What to work on:
The answer is one number. Say how many lines in the entries below include the word "label".

Data excerpts:
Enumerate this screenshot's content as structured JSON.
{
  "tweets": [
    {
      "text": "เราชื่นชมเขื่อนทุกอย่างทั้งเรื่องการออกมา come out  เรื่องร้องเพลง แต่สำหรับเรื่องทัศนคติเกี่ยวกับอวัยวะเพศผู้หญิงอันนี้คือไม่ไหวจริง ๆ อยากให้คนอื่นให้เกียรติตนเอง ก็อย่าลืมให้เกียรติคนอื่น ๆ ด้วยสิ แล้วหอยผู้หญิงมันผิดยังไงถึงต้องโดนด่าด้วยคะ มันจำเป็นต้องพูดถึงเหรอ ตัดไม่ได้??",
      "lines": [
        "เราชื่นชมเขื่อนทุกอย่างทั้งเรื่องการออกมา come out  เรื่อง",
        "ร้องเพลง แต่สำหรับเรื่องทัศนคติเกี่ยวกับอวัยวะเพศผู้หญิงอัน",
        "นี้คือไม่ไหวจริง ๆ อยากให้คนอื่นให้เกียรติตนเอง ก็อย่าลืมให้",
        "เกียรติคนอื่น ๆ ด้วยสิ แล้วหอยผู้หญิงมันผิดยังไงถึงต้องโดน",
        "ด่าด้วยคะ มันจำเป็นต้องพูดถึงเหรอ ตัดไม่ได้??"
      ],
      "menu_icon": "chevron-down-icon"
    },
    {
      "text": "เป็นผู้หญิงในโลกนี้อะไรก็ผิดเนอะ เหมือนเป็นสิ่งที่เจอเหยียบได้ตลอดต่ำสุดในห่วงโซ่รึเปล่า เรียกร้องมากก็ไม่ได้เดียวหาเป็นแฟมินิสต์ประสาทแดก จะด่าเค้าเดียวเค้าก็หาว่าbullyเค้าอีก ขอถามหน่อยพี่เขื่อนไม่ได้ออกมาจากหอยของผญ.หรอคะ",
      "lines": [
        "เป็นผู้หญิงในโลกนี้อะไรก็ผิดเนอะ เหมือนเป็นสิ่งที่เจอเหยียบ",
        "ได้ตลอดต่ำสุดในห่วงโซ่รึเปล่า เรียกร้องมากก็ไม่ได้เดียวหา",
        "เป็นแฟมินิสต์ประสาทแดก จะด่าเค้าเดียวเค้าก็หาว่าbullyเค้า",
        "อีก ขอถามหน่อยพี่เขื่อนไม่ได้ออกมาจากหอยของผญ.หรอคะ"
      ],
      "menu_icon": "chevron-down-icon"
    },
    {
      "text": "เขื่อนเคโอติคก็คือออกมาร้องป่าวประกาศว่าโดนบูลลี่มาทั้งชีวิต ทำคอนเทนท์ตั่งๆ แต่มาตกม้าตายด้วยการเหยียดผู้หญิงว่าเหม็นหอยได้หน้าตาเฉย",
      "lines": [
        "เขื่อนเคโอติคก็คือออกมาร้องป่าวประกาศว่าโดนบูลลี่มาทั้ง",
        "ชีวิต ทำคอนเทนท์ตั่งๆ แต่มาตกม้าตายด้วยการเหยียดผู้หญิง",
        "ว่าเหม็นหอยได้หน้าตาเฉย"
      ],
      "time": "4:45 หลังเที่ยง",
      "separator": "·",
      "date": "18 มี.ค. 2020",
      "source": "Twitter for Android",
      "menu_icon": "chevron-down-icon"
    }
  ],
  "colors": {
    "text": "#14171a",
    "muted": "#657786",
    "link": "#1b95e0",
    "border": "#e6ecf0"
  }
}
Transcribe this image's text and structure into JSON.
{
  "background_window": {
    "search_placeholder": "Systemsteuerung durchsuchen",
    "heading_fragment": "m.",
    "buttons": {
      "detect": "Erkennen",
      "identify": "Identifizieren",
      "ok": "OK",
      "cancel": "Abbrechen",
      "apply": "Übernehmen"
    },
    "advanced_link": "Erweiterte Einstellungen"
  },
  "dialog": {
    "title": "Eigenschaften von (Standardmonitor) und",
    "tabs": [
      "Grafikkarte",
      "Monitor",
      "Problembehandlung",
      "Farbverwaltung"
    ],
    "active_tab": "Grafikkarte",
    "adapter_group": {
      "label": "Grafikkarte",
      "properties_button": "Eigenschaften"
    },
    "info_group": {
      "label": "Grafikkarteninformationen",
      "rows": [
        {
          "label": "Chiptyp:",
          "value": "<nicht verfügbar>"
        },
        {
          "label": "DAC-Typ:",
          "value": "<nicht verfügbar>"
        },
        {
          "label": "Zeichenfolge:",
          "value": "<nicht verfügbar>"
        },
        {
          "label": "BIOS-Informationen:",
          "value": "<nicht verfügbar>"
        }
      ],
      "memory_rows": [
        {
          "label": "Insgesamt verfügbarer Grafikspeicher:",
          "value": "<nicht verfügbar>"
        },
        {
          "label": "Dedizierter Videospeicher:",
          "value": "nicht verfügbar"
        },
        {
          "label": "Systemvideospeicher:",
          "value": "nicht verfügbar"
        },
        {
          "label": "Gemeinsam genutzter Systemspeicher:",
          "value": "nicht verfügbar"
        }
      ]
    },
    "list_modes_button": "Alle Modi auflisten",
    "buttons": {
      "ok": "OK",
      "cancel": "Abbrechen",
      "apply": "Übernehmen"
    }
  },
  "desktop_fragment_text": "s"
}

Finished exercise:
10